* Website and app data records:

Content starts

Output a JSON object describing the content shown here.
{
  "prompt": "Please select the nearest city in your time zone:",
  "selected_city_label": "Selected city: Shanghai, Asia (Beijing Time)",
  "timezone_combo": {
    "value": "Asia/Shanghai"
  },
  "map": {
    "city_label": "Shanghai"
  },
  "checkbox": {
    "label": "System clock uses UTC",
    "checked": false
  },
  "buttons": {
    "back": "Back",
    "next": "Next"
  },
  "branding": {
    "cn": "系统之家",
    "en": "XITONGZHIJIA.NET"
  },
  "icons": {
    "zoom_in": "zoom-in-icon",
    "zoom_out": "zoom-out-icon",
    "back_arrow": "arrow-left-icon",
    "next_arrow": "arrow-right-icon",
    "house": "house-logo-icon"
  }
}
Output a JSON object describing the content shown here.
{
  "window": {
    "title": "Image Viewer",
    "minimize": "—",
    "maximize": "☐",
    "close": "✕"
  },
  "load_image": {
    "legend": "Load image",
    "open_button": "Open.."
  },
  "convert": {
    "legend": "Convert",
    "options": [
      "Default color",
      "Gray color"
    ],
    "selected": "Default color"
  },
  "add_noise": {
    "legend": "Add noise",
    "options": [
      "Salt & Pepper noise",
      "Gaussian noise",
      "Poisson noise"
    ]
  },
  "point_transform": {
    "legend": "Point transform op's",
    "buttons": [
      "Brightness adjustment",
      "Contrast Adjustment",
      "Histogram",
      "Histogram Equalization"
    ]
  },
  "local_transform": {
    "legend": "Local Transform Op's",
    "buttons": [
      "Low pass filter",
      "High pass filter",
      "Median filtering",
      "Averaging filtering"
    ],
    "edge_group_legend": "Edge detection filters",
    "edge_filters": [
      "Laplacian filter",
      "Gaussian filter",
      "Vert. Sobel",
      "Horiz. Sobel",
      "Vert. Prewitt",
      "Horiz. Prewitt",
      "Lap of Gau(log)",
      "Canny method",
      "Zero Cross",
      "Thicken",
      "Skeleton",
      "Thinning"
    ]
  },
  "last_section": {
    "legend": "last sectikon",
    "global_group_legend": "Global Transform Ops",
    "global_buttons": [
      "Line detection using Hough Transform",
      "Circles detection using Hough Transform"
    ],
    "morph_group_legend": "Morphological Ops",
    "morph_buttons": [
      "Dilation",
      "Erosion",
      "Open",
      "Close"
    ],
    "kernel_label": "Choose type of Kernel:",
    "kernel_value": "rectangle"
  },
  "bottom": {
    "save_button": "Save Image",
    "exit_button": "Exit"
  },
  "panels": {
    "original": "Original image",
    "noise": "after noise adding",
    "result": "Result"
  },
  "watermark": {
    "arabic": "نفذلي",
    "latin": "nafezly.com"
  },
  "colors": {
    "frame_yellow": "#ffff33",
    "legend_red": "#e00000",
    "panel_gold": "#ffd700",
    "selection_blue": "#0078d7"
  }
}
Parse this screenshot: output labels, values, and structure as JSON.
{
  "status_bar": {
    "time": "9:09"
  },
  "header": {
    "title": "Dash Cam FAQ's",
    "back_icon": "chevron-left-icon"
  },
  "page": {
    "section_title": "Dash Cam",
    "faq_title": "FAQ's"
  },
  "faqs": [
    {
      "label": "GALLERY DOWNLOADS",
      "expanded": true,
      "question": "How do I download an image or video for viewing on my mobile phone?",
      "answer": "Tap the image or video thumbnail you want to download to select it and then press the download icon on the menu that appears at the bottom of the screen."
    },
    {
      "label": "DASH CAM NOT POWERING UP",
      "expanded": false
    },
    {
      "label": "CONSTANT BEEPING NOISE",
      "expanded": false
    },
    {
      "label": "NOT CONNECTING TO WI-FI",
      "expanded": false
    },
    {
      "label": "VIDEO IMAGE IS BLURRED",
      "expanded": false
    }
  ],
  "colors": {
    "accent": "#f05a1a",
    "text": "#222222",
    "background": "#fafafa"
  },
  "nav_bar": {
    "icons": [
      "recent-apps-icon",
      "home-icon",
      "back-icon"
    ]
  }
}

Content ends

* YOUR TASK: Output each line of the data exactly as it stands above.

* RESULT OF THE TASK:
Output a JSON object describing the content shown here.
{
  "prompt": "Please select the nearest city in your time zone:",
  "selected_city_label": "Selected city: Shanghai, Asia (Beijing Time)",
  "timezone_combo": {
    "value": "Asia/Shanghai"
  },
  "map": {
    "city_label": "Shanghai"
  },
  "checkbox": {
    "label": "System clock uses UTC",
    "checked": false
  },
  "buttons": {
    "back": "Back",
    "next": "Next"
  },
  "branding": {
    "cn": "系统之家",
    "en": "XITONGZHIJIA.NET"
  },
  "icons": {
    "zoom_in": "zoom-in-icon",
    "zoom_out": "zoom-out-icon",
    "back_arrow": "arrow-left-icon",
    "next_arrow": "arrow-right-icon",
    "house": "house-logo-icon"
  }
}
Output a JSON object describing the content shown here.
{
  "window": {
    "title": "Image Viewer",
    "minimize": "—",
    "maximize": "☐",
    "close": "✕"
  },
  "load_image": {
    "legend": "Load image",
    "open_button": "Open.."
  },
  "convert": {
    "legend": "Convert",
    "options": [
      "Default color",
      "Gray color"
    ],
    "selected": "Default color"
  },
  "add_noise": {
    "legend": "Add noise",
    "options": [
      "Salt & Pepper noise",
      "Gaussian noise",
      "Poisson noise"
    ]
  },
  "point_transform": {
    "legend": "Point transform op's",
    "buttons": [
      "Brightness adjustment",
      "Contrast Adjustment",
      "Histogram",
      "Histogram Equalization"
    ]
  },
  "local_transform": {
    "legend": "Local Transform Op's",
    "buttons": [
      "Low pass filter",
      "High pass filter",
      "Median filtering",
      "Averaging filtering"
    ],
    "edge_group_legend": "Edge detection filters",
    "edge_filters": [
      "Laplacian filter",
      "Gaussian filter",
      "Vert. Sobel",
      "Horiz. Sobel",
      "Vert. Prewitt",
      "Horiz. Prewitt",
      "Lap of Gau(log)",
      "Canny method",
      "Zero Cross",
      "Thicken",
      "Skeleton",
      "Thinning"
    ]
  },
  "last_section": {
    "legend": "last sectikon",
    "global_group_legend": "Global Transform Ops",
    "global_buttons": [
      "Line detection using Hough Transform",
      "Circles detection using Hough Transform"
    ],
    "morph_group_legend": "Morphological Ops",
    "morph_buttons": [
      "Dilation",
      "Erosion",
      "Open",
      "Close"
    ],
    "kernel_label": "Choose type of Kernel:",
    "kernel_value": "rectangle"
  },
  "bottom": {
    "save_button": "Save Image",
    "exit_button": "Exit"
  },
  "panels": {
    "original": "Original image",
    "noise": "after noise adding",
    "result": "Result"
  },
  "watermark": {
    "arabic": "نفذلي",
    "latin": "nafezly.com"
  },
  "colors": {
    "frame_yellow": "#ffff33",
    "legend_red": "#e00000",
    "panel_gold": "#ffd700",
    "selection_blue": "#0078d7"
  }
}
Parse this screenshot: output labels, values, and structure as JSON.
{
  "status_bar": {
    "time": "9:09"
  },
  "header": {
    "title": "Dash Cam FAQ's",
    "back_icon": "chevron-left-icon"
  },
  "page": {
    "section_title": "Dash Cam",
    "faq_title": "FAQ's"
  },
  "faqs": [
    {
      "label": "GALLERY DOWNLOADS",
      "expanded": true,
      "question": "How do I download an image or video for viewing on my mobile phone?",
      "answer": "Tap the image or video thumbnail you want to download to select it and then press the download icon on the menu that appears at the bottom of the screen."
    },
    {
      "label": "DASH CAM NOT POWERING UP",
      "expanded": false
    },
    {
      "label": "CONSTANT BEEPING NOISE",
      "expanded": false
    },
    {
      "label": "NOT CONNECTING TO WI-FI",
      "expanded": false
    },
    {
      "label": "VIDEO IMAGE IS BLURRED",
      "expanded": false
    }
  ],
  "colors": {
    "accent": "#f05a1a",
    "text": "#222222",
    "background": "#fafafa"
  },
  "nav_bar": {
    "icons": [
      "recent-apps-icon",
      "home-icon",
      "back-icon"
    ]
  }
}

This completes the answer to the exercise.